Largs 'News' columnist John Hutchinson reveals that life as a 'Radio Ham' opens up a world of opportunity in this week's 'Access for All' column.

John, 88, who is 97% blind, recently spoke to the 'News' about how his vision had been restored by amazing state-of-the-art spectacles, which he had on trial for three weeks from Oxford University, and now hopes to fly a plane around Britain for Guide Dogs UK.

John, who was in the British Army for 18 years in airborne divisions, lost his sight after tropical parasites got into his bloodstream and attacked the retina. In this week's column, John talks about life as a blind radio ham...

On 29 January 1915, The Blinded Soldiers and Sailors Care Committee was founded, and was later renamed St Dunstan's and now known as Blind Veterans UK. It was for soldiers blinded by gas attack or trauma during the First World War. Its goal, radical for the times, was to provide vocational training rather than charity for invalided servicemen, and thus to enable them to carry out independent and productive lives

"The first meeting of the St Dunstan's Amateur Radio Society took place in March 1976. Eight qualified amateurs and six wave listeners attended the meeting which also included an informative and enlightening talk about the technique of dealing with aerials. The equipment used was the Swan S200 Transceiver which was lent to the charity by the Radio Shack Ltd.

"I started amateur radio and the RAIBC (radio amateurs of invalid blind club) donated me the equipment - they set up little radio networks and give you a call sign and frequency to get in touch. It is a great asset for people who are blind, or partially sighted like myself. I am regularly in touch with the worldwide organisation for Christian blind people.

"In the past week alone, I have been speaking to people from Denmark and Ireland, and it is good to stay in touch with people on a regular basis.

"I have my own little radio studio hut outside in my garden which was built for me by blind veterans, and includes two big receivers and transmitters. It has to be legal with Ofcom as you have to be careful that you are not interfering when broadcasting, with the likes of aircraft or police. There are very strict rules, and it is very hard to acquire a licence - there is quite a bit of study and memory work, but it is very rewarding. You get a special call sign and with that you can make contact with anywhere in the world, and you can chat away with anyone you want to, although there are some important rules. You are not allowed to talk about politics or religion, and you are to watch your language!

"It is particularly good for retired folk or anyone with a disability."

"Anyone can join in the conversation and sometimes you find yourself talking to a dozen or so people across the ends of the Earth from San Francisco to Russia or even Australia - you have to work out your timescales and what time is best. It is very well organised, with strict rules, and a certain procedure. I can speak French and Italian, so often converse in these languages, depending on which countries I am speaking to. A lot of international people want to improve their English though, so quite often I find myself using my mother tongue.

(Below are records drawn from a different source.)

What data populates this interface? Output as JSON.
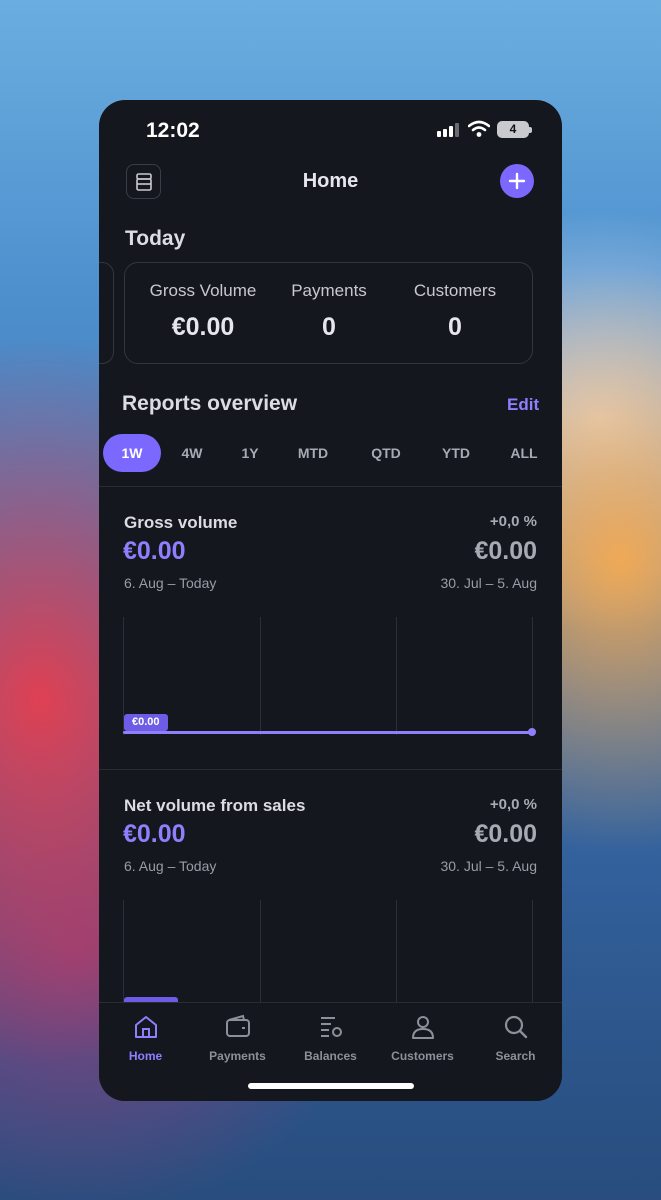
{
  "status_bar": {
    "time": "12:02",
    "battery": "4"
  },
  "header": {
    "title": "Home"
  },
  "today": {
    "title": "Today",
    "metrics": [
      {
        "label": "Gross Volume",
        "value": "€0.00"
      },
      {
        "label": "Payments",
        "value": "0"
      },
      {
        "label": "Customers",
        "value": "0"
      }
    ]
  },
  "reports": {
    "title": "Reports overview",
    "edit_label": "Edit",
    "periods": [
      "1W",
      "4W",
      "1Y",
      "MTD",
      "QTD",
      "YTD",
      "ALL"
    ],
    "active_period": "1W",
    "cards": [
      {
        "title": "Gross volume",
        "change": "+0,0 %",
        "current_value": "€0.00",
        "previous_value": "€0.00",
        "current_range": "6. Aug – Today",
        "previous_range": "30. Jul – 5. Aug",
        "chart_tag": "€0.00"
      },
      {
        "title": "Net volume from sales",
        "change": "+0,0 %",
        "current_value": "€0.00",
        "previous_value": "€0.00",
        "current_range": "6. Aug – Today",
        "previous_range": "30. Jul – 5. Aug"
      }
    ]
  },
  "tabbar": {
    "items": [
      {
        "label": "Home",
        "icon": "home-icon",
        "active": true
      },
      {
        "label": "Payments",
        "icon": "wallet-icon",
        "active": false
      },
      {
        "label": "Balances",
        "icon": "balances-icon",
        "active": false
      },
      {
        "label": "Customers",
        "icon": "person-icon",
        "active": false
      },
      {
        "label": "Search",
        "icon": "search-icon",
        "active": false
      }
    ]
  },
  "colors": {
    "accent": "#7b68ff",
    "background": "#15171e"
  }
}
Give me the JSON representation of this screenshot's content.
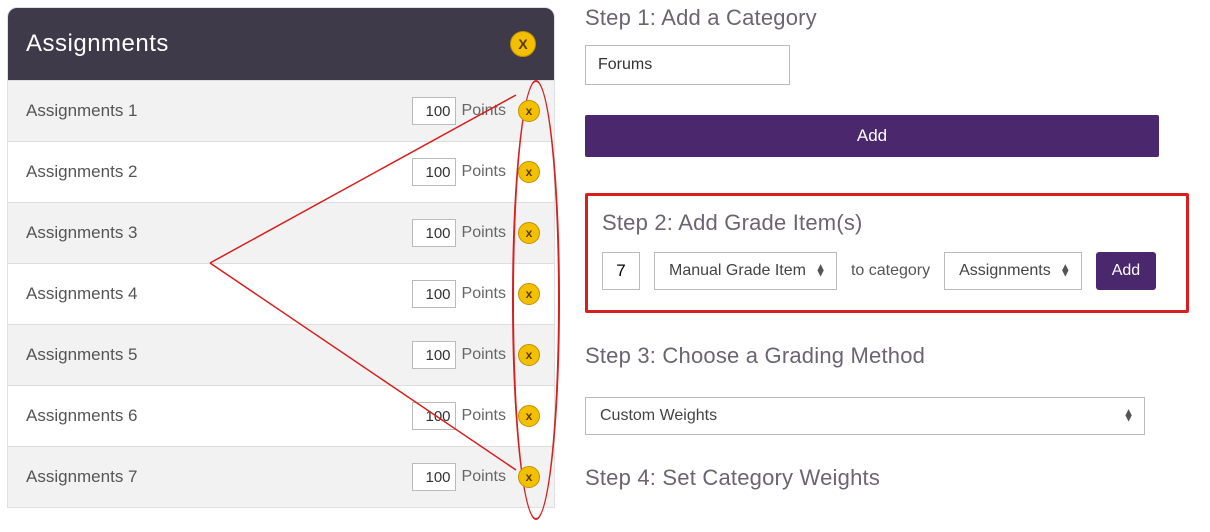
{
  "category": {
    "title": "Assignments",
    "delete_label": "X",
    "items": [
      {
        "name": "Assignments 1",
        "points": "100",
        "unit": "Points",
        "del": "x"
      },
      {
        "name": "Assignments 2",
        "points": "100",
        "unit": "Points",
        "del": "x"
      },
      {
        "name": "Assignments 3",
        "points": "100",
        "unit": "Points",
        "del": "x"
      },
      {
        "name": "Assignments 4",
        "points": "100",
        "unit": "Points",
        "del": "x"
      },
      {
        "name": "Assignments 5",
        "points": "100",
        "unit": "Points",
        "del": "x"
      },
      {
        "name": "Assignments 6",
        "points": "100",
        "unit": "Points",
        "del": "x"
      },
      {
        "name": "Assignments 7",
        "points": "100",
        "unit": "Points",
        "del": "x"
      }
    ]
  },
  "step1": {
    "heading": "Step 1: Add a Category",
    "value": "Forums",
    "add_label": "Add"
  },
  "step2": {
    "heading": "Step 2: Add Grade Item(s)",
    "count": "7",
    "item_type": "Manual Grade Item",
    "to_category_label": "to category",
    "category": "Assignments",
    "add_label": "Add"
  },
  "step3": {
    "heading": "Step 3: Choose a Grading Method",
    "value": "Custom Weights"
  },
  "step4": {
    "heading": "Step 4: Set Category Weights"
  },
  "colors": {
    "accent": "#4b276e",
    "header_bg": "#3f3a4a",
    "delete_bg": "#f2c000",
    "annotation": "#d81e1e"
  }
}
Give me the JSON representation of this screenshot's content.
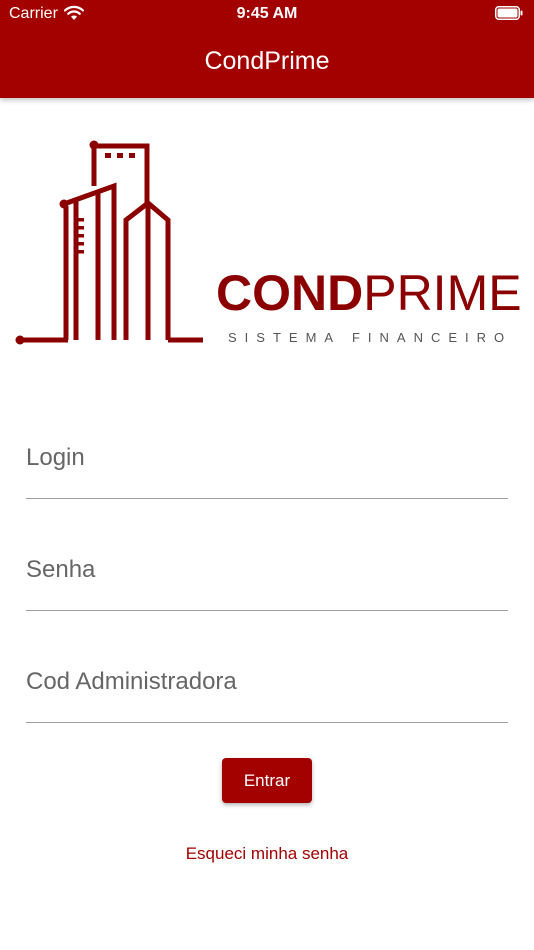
{
  "status_bar": {
    "carrier": "Carrier",
    "time": "9:45 AM"
  },
  "header": {
    "title": "CondPrime"
  },
  "logo": {
    "brand_bold": "COND",
    "brand_light": "PRIME",
    "tagline": "SISTEMA FINANCEIRO",
    "color": "#8b0000"
  },
  "form": {
    "login_placeholder": "Login",
    "password_placeholder": "Senha",
    "admin_code_placeholder": "Cod Administradora",
    "submit_label": "Entrar",
    "forgot_label": "Esqueci minha senha"
  },
  "colors": {
    "primary": "#a30000",
    "field_line": "#9e9e9e"
  }
}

"It is really good if you are housebound or can't get out, and can help break the monotony. Imagine chatting to people from Russia, Japan and China, just like they are in the same room with you - it really is amazing.

"The blind veterans organisation even got my radio studio shed built for me - it is done really well and is quite fascinating. It is a good hobby for getting in touch with various people all over the world, and I have built up good friends and contacts, and it is ideal for people who are lonely, as it is a great way to talk."

John's call sign is MM6 JHH if any radio ham wants to contact. If anyone is interesting with a disability or vision problem is interested in becoming a radio ham, contact John on 676303.